This week’s Parasha of Vayeitzei has a concurring them of stones. Yaakov takes from the stones of the place where he rests and they fuse into one stone. Subsequent to his dream and HaShem’s promise to him of children and inheriting Eretz Yisroel, Yaakov takes that stone and consecrates it as a mizbeiach. When Yaakov arrives in Charan to find a wife he encounters a well that is covered by a stone. Yaakov questions the shepherds as to why they have not drawn water for the sheep and when Rachel, his future wife, arrives at the well. Yaakov single-handedly roiled off the stone to give the sheep to drink. Then at the end of the parasha we find that after pursing Yaakov and his family, Lavan makes a treaty with Yaakov, and Yaakov takes a stone and raises it as a monument. Yaakov then instructs his sons to gather stones and they made a mound, and Lavan named it Yegar Sahadusa and Yaakov referred to the stone as Gal-ed.
The Mesillas Yesharim writes that the stones that fused into one as Yaakov’s headrest were a reflection of the idea that the Tzaddik elevates everything around him, even the inanimate. The Ramban, citing the Medrash, writes that the stone on the well and the three flocks of sheep next to the well, allude to the Bais HaMikdash and the thrice a year pilgrimage to Yerushalayim. The removal of the stone symbolizes the drawing of Divine Inspiration on the Festivals, and the placement of the stone upon the well alludes to the removal of the Divine Spirit until the subsequent festival.
We can suggest that the stone alludes to father and son relationship, as it is said (Bereishis 49:24) מִשָּׁם רֹעֶה אֶבֶן יִשְׂרָאֵל, from there he shepherded the stone of Israel, and Rashi writes that the word אֶבֶן forms an acrostic for the words אב ובן , father and son, alluding to Yaakov and his sons. According to this explanation we can understand Yaakov taking from twelve stones as a sign of uniting the sons of Yaakov. The sole focus of Yaakov and his wives was to create the Jewish People, and they did not allow any challenge or obstacle to prevent them from their mission. Thus, when Yaakov saw Rachel, he removed the stone in a miraculous fashion, not allowing the building of the Jewish People to be delayed for even a moment. When Lavan sought to destroy Yaakov with his diabolical schemes, Yaakov again raised the stone and called upon his sons to remain strong, even in the face of a treacherous enemy.
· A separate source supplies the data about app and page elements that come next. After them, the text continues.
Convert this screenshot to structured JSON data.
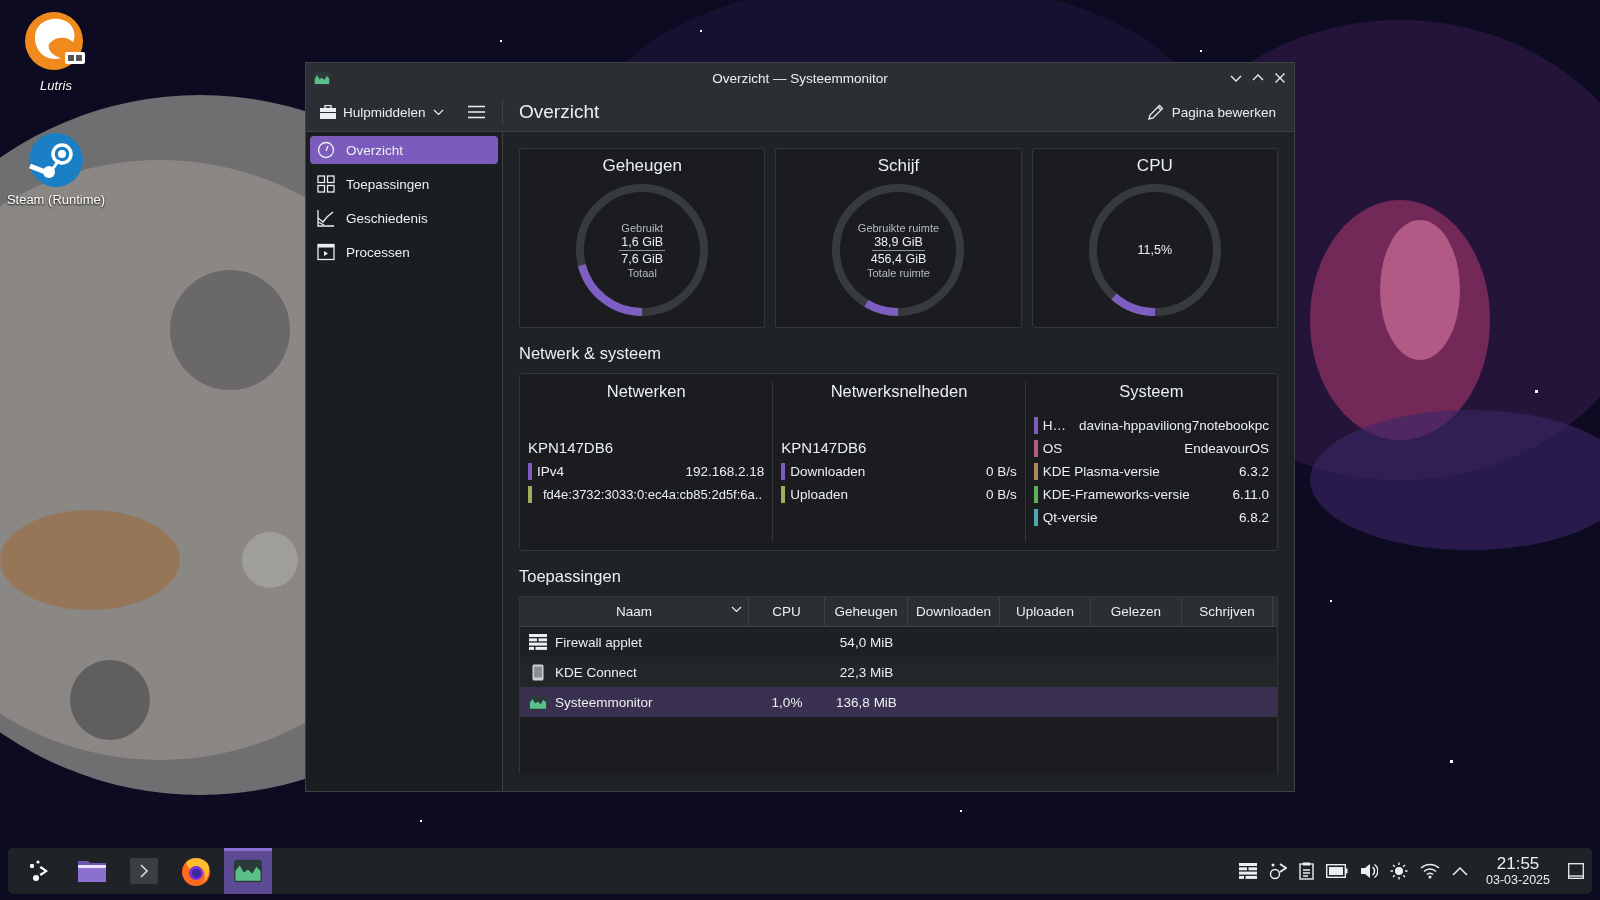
{
  "desktop_icons": [
    {
      "label": "Lutris",
      "kind": "lutris"
    },
    {
      "label": "Steam (Runtime)",
      "kind": "steam"
    }
  ],
  "window": {
    "title": "Overzicht — Systeemmonitor"
  },
  "toolbar": {
    "tools_label": "Hulpmiddelen",
    "page_title": "Overzicht",
    "edit_button": "Pagina bewerken"
  },
  "sidebar": {
    "items": [
      {
        "label": "Overzicht",
        "kind": "gauge",
        "selected": true
      },
      {
        "label": "Toepassingen",
        "kind": "grid",
        "selected": false
      },
      {
        "label": "Geschiedenis",
        "kind": "chart",
        "selected": false
      },
      {
        "label": "Processen",
        "kind": "process",
        "selected": false
      }
    ]
  },
  "gauges": [
    {
      "title": "Geheugen",
      "top_label": "Gebruikt",
      "value": "1,6 GiB",
      "total": "7,6 GiB",
      "bottom_label": "Totaal",
      "level": 0.21
    },
    {
      "title": "Schijf",
      "top_label": "Gebruikte ruimte",
      "value": "38,9 GiB",
      "total": "456,4 GiB",
      "bottom_label": "Totale ruimte",
      "level": 0.085
    },
    {
      "title": "CPU",
      "value": "11,5%",
      "level": 0.115
    }
  ],
  "network_section": {
    "title": "Netwerk & systeem",
    "columns": [
      {
        "title": "Netwerken",
        "name": "KPN147DB6",
        "rows": [
          {
            "label": "IPv4",
            "value": "192.168.2.18",
            "color": "#7e5cc0"
          },
          {
            "value": "fd4e:3732:3033:0:ec4a:cb85:2d5f:6a..",
            "color": "#a4ac5c"
          }
        ]
      },
      {
        "title": "Netwerksnelheden",
        "name": "KPN147DB6",
        "rows": [
          {
            "label": "Downloaden",
            "value": "0 B/s",
            "color": "#7e5cc0"
          },
          {
            "label": "Uploaden",
            "value": "0 B/s",
            "color": "#a4ac5c"
          }
        ]
      },
      {
        "title": "Systeem",
        "rows": [
          {
            "label": "H…",
            "value": "davina-hppaviliong7notebookpc",
            "color": "#7e5cc0"
          },
          {
            "label": "OS",
            "value": "EndeavourOS",
            "color": "#b55a82"
          },
          {
            "label": "KDE Plasma-versie",
            "value": "6.3.2",
            "color": "#a98c5a"
          },
          {
            "label": "KDE-Frameworks-versie",
            "value": "6.11.0",
            "color": "#5fae5a"
          },
          {
            "label": "Qt-versie",
            "value": "6.8.2",
            "color": "#4fa6ae"
          }
        ]
      }
    ]
  },
  "applications": {
    "title": "Toepassingen",
    "columns": [
      "Naam",
      "CPU",
      "Geheugen",
      "Downloaden",
      "Uploaden",
      "Gelezen",
      "Schrijven"
    ],
    "rows": [
      {
        "kind": "firewall",
        "name": "Firewall applet",
        "memory": "54,0 MiB",
        "selected": false
      },
      {
        "kind": "connect",
        "name": "KDE Connect",
        "memory": "22,3 MiB",
        "selected": false
      },
      {
        "kind": "monitor",
        "name": "Systeemmonitor",
        "cpu": "1,0%",
        "memory": "136,8 MiB",
        "selected": true
      }
    ]
  },
  "taskbar": {
    "apps": [
      {
        "kind": "launcher",
        "selected": false
      },
      {
        "kind": "files",
        "selected": false
      },
      {
        "kind": "terminal",
        "selected": false
      },
      {
        "kind": "browser",
        "selected": false
      },
      {
        "kind": "monitor",
        "selected": true
      }
    ],
    "tray": [
      {
        "kind": "firewall"
      },
      {
        "kind": "connect"
      },
      {
        "kind": "clipboard"
      },
      {
        "kind": "battery"
      },
      {
        "kind": "volume"
      },
      {
        "kind": "brightness"
      },
      {
        "kind": "wifi"
      },
      {
        "kind": "expand"
      }
    ],
    "time": "21:55",
    "date": "03-03-2025"
  }
}
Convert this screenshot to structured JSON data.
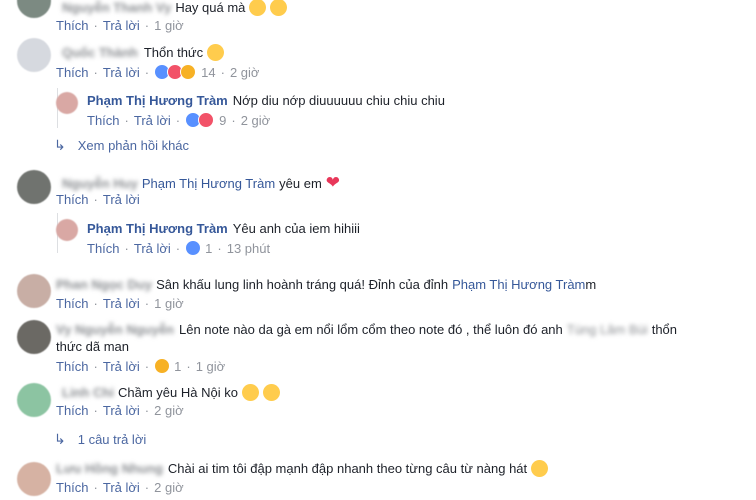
{
  "common": {
    "like": "Thích",
    "reply": "Trả lời",
    "dot": "·"
  },
  "c1": {
    "name": "Nguyễn Thanh Vy",
    "text": "Hay quá mà",
    "time": "1 giờ"
  },
  "c2": {
    "name": "Quốc Thành",
    "text": "Thổn thức",
    "count": "14",
    "time": "2 giờ"
  },
  "r1": {
    "name": "Phạm Thị Hương Tràm",
    "text": "Nớp diu nớp diuuuuuu chiu chiu chiu",
    "count": "9",
    "time": "2 giờ"
  },
  "more1": {
    "label": "Xem phản hồi khác"
  },
  "c3": {
    "name": "Nguyễn Huy",
    "mention": "Phạm Thị Hương Tràm",
    "text": "yêu em"
  },
  "r2": {
    "name": "Phạm Thị Hương Tràm",
    "text": "Yêu anh của iem hihiii",
    "count": "1",
    "time": "13 phút"
  },
  "c4": {
    "name": "Phan Ngọc Duy",
    "text": "Sân khấu lung linh hoành tráng quá! Đỉnh của đỉnh",
    "mention": "Phạm Thị Hương Tràm",
    "suffix": "m",
    "time": "1 giờ"
  },
  "c5": {
    "name": "Vy Nguyễn Nguyễn",
    "text1": "Lên note nào da gà em nổi lổm cổm theo note đó , thể luôn đó anh",
    "mention": "Tùng Lâm Bùi",
    "text1b": "thổn",
    "text2": "thức dã man",
    "count": "1",
    "time": "1 giờ"
  },
  "c6": {
    "name": "Linh Chi",
    "text": "Chầm yêu Hà Nội ko",
    "time": "2 giờ"
  },
  "more2": {
    "label": "1 câu trả lời"
  },
  "c7": {
    "name": "Lưu Hồng Nhung",
    "text": "Chài ai tim tôi đập mạnh đập nhanh theo từng câu từ nàng hát",
    "time": "2 giờ"
  }
}
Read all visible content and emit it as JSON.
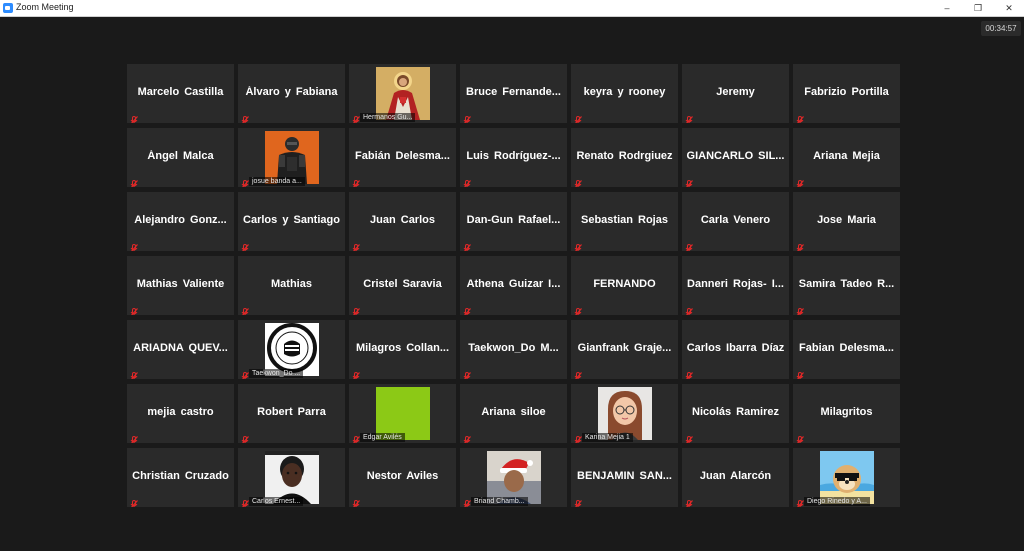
{
  "window": {
    "title": "Zoom Meeting",
    "min": "–",
    "max": "❐",
    "close": "✕"
  },
  "meeting": {
    "timer": "00:34:57"
  },
  "participants": [
    {
      "name": "Marcelo Castilla"
    },
    {
      "name": "Álvaro y Fabiana"
    },
    {
      "name": "Hermanos Gu...",
      "video": "jesus-portrait"
    },
    {
      "name": "Bruce Fernande..."
    },
    {
      "name": "keyra y rooney"
    },
    {
      "name": "Jeremy"
    },
    {
      "name": "Fabrizio Portilla"
    },
    {
      "name": "Ángel Malca"
    },
    {
      "name": "josue banda a...",
      "video": "armored-character"
    },
    {
      "name": "Fabián Delesma..."
    },
    {
      "name": "Luis Rodríguez-..."
    },
    {
      "name": "Renato Rodrgiuez"
    },
    {
      "name": "GIANCARLO SIL..."
    },
    {
      "name": "Ariana Mejia"
    },
    {
      "name": "Alejandro Gonz..."
    },
    {
      "name": "Carlos y Santiago"
    },
    {
      "name": "Juan Carlos"
    },
    {
      "name": "Dan-Gun Rafael..."
    },
    {
      "name": "Sebastian Rojas"
    },
    {
      "name": "Carla Venero"
    },
    {
      "name": "Jose Maria"
    },
    {
      "name": "Mathias Valiente"
    },
    {
      "name": "Mathias"
    },
    {
      "name": "Cristel Saravia"
    },
    {
      "name": "Athena Guizar I..."
    },
    {
      "name": "FERNANDO"
    },
    {
      "name": "Danneri Rojas- I..."
    },
    {
      "name": "Samira Tadeo R..."
    },
    {
      "name": "ARIADNA QUEV..."
    },
    {
      "name": "Taekwon_Do ...",
      "video": "taekwondo-logo",
      "logo_text": "MU-SHIN TAEKWON-DO"
    },
    {
      "name": "Milagros Collan..."
    },
    {
      "name": "Taekwon_Do M..."
    },
    {
      "name": "Gianfrank Graje..."
    },
    {
      "name": "Carlos Ibarra Díaz"
    },
    {
      "name": "Fabian Delesma..."
    },
    {
      "name": "mejia castro"
    },
    {
      "name": "Robert Parra"
    },
    {
      "name": "Edgar Avilés",
      "video": "green-square"
    },
    {
      "name": "Ariana siloe"
    },
    {
      "name": "Karina Mejia 1",
      "video": "cartoon-avatar"
    },
    {
      "name": "Nicolás Ramirez"
    },
    {
      "name": "Milagritos"
    },
    {
      "name": "Christian Cruzado"
    },
    {
      "name": "Carlos Ernest...",
      "video": "boy-photo"
    },
    {
      "name": "Nestor Aviles"
    },
    {
      "name": "Briand Chamb...",
      "video": "santa-hat-photo"
    },
    {
      "name": "BENJAMIN SAN..."
    },
    {
      "name": "Juan Alarcón"
    },
    {
      "name": "Diego Rinedo y A...",
      "video": "doge-meme"
    }
  ],
  "icons": {
    "muted": "muted-mic-icon"
  },
  "colors": {
    "background": "#1a1a1a",
    "tile": "#2a2a2a",
    "muted": "#e02828"
  }
}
HaShem should give us the courage, every day, to ward off our enemies, by remaining strong to our mission, the building and continued unity of the Jewish People.
Have a “ Strong as a Rock” Shabbos!